A recent study from our institution compared subjective patient reported experiences of tunical plication procedures (n = 35) with plaque incision and saphenous vein grafting procedures (n = 32) at one year of follow-up . The short interval of follow-up is not ideal, especially with the questionable durability as described above, but nonetheless the results of our study are compelling. There were no statistically significant differences between the two groups with respect to straightening, overall patient satisfaction, erectile pain, and penile shortening. Patients who underwent plication were more likely to experience palpable sutures postoperatively but only 14% of patients reported this to be of a significant concern. Patients who underwent plaque incision with vein grafting were more likely to experience a loss in sensation as well as a loss in erectile rigidity. They were also more likely to be unable to have intercourse. Not surprisingly, the principle reason for the inability to have intercourse postoperatively was due to the loss in erectile rigidity. Loss in sensation was a significant patient concern in about one third of patients when it did occur. Length of operative times for the two groups varied drastically with an average time of 71 minutes for the plication group versus an average time of 234 minutes for the plaque incision and vein grafting group (P < .0001).
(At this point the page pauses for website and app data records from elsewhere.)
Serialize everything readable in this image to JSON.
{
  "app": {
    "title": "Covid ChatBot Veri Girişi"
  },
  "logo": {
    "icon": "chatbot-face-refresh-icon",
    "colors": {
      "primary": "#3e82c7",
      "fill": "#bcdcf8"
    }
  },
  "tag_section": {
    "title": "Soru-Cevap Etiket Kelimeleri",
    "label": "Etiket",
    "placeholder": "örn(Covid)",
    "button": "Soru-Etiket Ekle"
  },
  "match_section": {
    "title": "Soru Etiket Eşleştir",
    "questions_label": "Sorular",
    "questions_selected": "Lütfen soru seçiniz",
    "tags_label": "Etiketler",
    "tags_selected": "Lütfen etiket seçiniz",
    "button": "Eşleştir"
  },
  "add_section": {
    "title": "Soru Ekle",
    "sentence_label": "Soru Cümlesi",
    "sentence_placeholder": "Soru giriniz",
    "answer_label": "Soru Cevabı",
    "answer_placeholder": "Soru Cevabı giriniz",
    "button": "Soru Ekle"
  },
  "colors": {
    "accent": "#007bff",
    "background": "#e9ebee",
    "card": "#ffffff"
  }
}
Based on the results of our study and the literature, at our institution we currently offer both procedures to patients with simple curvature secondary to PD. The literature has not clearly shown an advantage of one technique over the other in terms of long-term functional or cosmetic results. Indeed, recent literature has even pointed to a relative lack of functional durability of the vein grafting technique relative to plication, though this has never been demonstrated in a clinical trial or with objective data. All of this, as well as a description of the surgical technique, is described in detail when counseling patients pre-operatively.
In patients with more complex anatomic abnormalities due to PD (hourglass deformities, bottleneck deformities, or lateral indentations), we do not offer plication. These patients can clearly not be adequately treated with plication and require more extensive reconstructive and grafting technique.
The understanding and management of Peyronie's disease has been challenging but is improving. In reviewing the evolution of the surgical treatments, various refinements have evolved. This evolution has not led to one ideal surgical procedure which corrects all cases of PD, but rather there now exist a repertoire of surgical techniques that can be offered by urologists and selectively utilized for each individual's deformity. The surgical management of PD should always involve patient counseling of the different operative approaches and additionally should emphasize how these approaches will best meet patients' expectations. Being informed of the advantages and disadvantages of each surgical technique, patients are better able to make an informed decision.